News Video | Policy | GPs | Hospitals | Medical | Mental Health | Welfare | Search

 

Minister Of Health Throws Toys Out Of The Cot

3 August 2006

Minister Of Health Throws Toys Out Of The Cot

Cot death expert Dr Jim Sprott has slammed the Minister of Health for refusing to engage in correspondence regarding the results of the New Zealand mattress-wrapping campaign.

In a letter dated 1 August 2006 acknowledging Dr Sprott’s mattress-wrapping campaign for cot death prevention, the Minister of Health stated that he was “aware of the Ministry of Health’s position on the evidence for mattress-wrapping” and that he did not propose to correspond with Dr Sprott further on the matter.

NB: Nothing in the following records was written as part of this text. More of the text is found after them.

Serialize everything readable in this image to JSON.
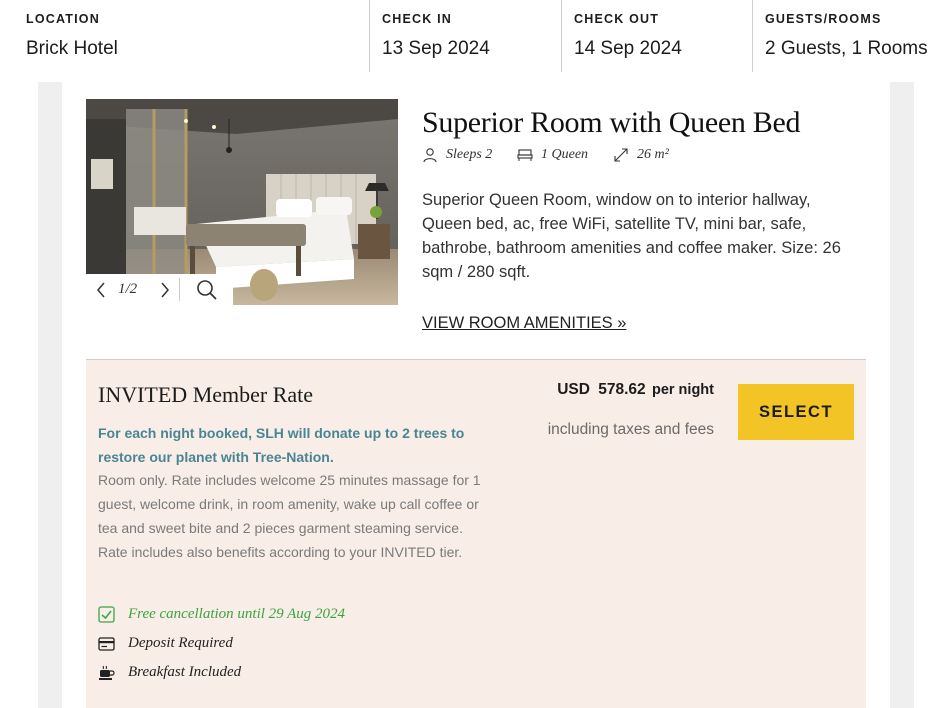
{
  "search_bar": {
    "location": {
      "label": "LOCATION",
      "value": "Brick Hotel"
    },
    "check_in": {
      "label": "CHECK IN",
      "value": "13 Sep 2024"
    },
    "check_out": {
      "label": "CHECK OUT",
      "value": "14 Sep 2024"
    },
    "guests": {
      "label": "GUESTS/ROOMS",
      "value": "2 Guests, 1 Rooms"
    }
  },
  "room": {
    "title": "Superior Room with Queen Bed",
    "features": [
      {
        "icon": "person-icon",
        "text": "Sleeps 2"
      },
      {
        "icon": "bed-icon",
        "text": "1 Queen"
      },
      {
        "icon": "expand-arrows-icon",
        "text": "26 m²"
      }
    ],
    "description": "Superior Queen Room, window on to interior hallway, Queen bed, ac, free WiFi, satellite TV, mini bar, safe, bathrobe, bathroom amenities and coffee maker. Size: 26 sqm / 280 sqft.",
    "amenities_link": "VIEW ROOM AMENITIES »",
    "gallery": {
      "counter": "1/2"
    }
  },
  "rate": {
    "title": "INVITED Member Rate",
    "promo": "For each night booked, SLH will donate up to 2 trees to restore our planet with Tree-Nation.",
    "description": "Room only. Rate includes welcome 25 minutes massage for 1 guest, welcome drink, in room amenity, wake up call coffee or tea and sweet bite and 2 pieces garment steaming service. Rate includes also benefits according to your INVITED tier.",
    "perks": [
      {
        "icon": "check-square-icon",
        "text": "Free cancellation until 29 Aug 2024"
      },
      {
        "icon": "card-icon",
        "text": "Deposit Required"
      },
      {
        "icon": "coffee-cup-icon",
        "text": "Breakfast Included"
      }
    ],
    "currency": "USD",
    "amount": "578.62",
    "per": "per night",
    "taxes": "including taxes and fees",
    "select_label": "SELECT"
  },
  "colors": {
    "accent_button": "#f2c425",
    "promo_text": "#4a8593",
    "panel_bg": "#f8ede7",
    "cancellation_green": "#3aa53f"
  }
}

“This is a ridiculous statement by the Minister,” said Dr Sprott. “His letter dated 1 August is the first item of correspondence that I have received from him.”

Since the commencement of mattress-wrapping in 1995, the nationwide cot death rate has fallen by 70% and the Pakeha rate by around 85%. By the end of 1996 there had been 230 cot deaths on unwrapped mattresses (or parallel sleeping situations) versus nil cot deaths on "wrapped mattresses". By the end of 2000 the figure was 510 to nil. Now, in August 2006, it is around 830 to nil.*

“The Ministry of Health has all this evidence,” stated Dr Sprott. “The Ministry has stood by and watched 830 New Zealand babies die needlessly of cot death, knowing all the time that no cot deaths were occurring on wrapped mattresses.

“Now we have a new piece of information: the Minister of Health couldn’t care less about that situation. He supports the Ministry’s untenable stance. What’s more, he has thrown his toys out of the cot and won’t engage in correspondence on the issue.

“As a professional scientist who has corresponded with Government officials for decades, I must say it’s rare to see such a childish display from a Cabinet Minister. I shall, of course, continue to send correspondence to the Minister of Health on cot death issues as the occasion arises. Perhaps he will change his mind and write back once in a while.”

* Source of statistics: New Zealand Ministry of Health

ENDS

© Scoop Media

 
 
 
Culture Headlines | Health Headlines | Education Headlines

 


Howard Davis: Emerald Fennell's Promising Young Woman'


The Guardian needed not one, but three reviews to do justice to Fennell's unsettling approach, which indicates exactly how ambiguous and controversial its message really is. More>>


Howard Davis: Jill Trevelyan's Rita Angus

Although Angus has become one of Aotearoa’s best-loved painters, the story of her life remained little known and poorly understood before Jill Trevelyan's acclaimed and revelatory biography, which won the Non Fiction Award at the Montana New Zealand Book Awards in 2009, and has now been republished by Te Papa press. More>>

Howard Davis: The Back of the Painting

Painting conservators are the forensic pathologists of the art world. While they cannot bring their subjects back to life, they do provide fascinating insights into the precise circumstances of a painting's creation, its material authenticity, and constructive methodology. More>>


Howard Davis: Black Panthers on the Prowl

A passionate and gripping political drama from Shaka King, this is an informative and instructive tale of human frailty that centers around the charismatic Chicago Black Panther leader Fred Hampton, who was murdered at the age of twenty-one during a police raid. More>>

Howard Davis: Controlling the High Ground

Stephen Johnson's raw and angry film not only poses important questions with scrupulous authenticity, but also provides a timely reminder of the genocidal consequences of casual bigotry and xenophobia. More>>

Howard Davis: Dryzabone - Robert Conolly's The Dry

After the terrible devastation caused by last year’s bushfires, which prompted hundreds of Australians to shelter in the ocean to escape incineration and destroyed uncountable amounts of wildlife, The Dry has been released during a totally different kind of dry spell. More>>


Howard Davis: Hit the Road, Jack - Chloé Zhao's Nomadland

Nomadland is perhaps the ultimately 'road' movie as it follows a group of dispossessed and disenfranchised vagabonds who find a form of communal refuge in camp sites and trailer parks after the economic contraction of 2008. More>>

 
 
 
 
 
 

LATEST HEADLINES

  • CULTURE
  • HEALTH
  • EDUCATION
 
 
  • Wellington
  • Christchurch
  • Auckland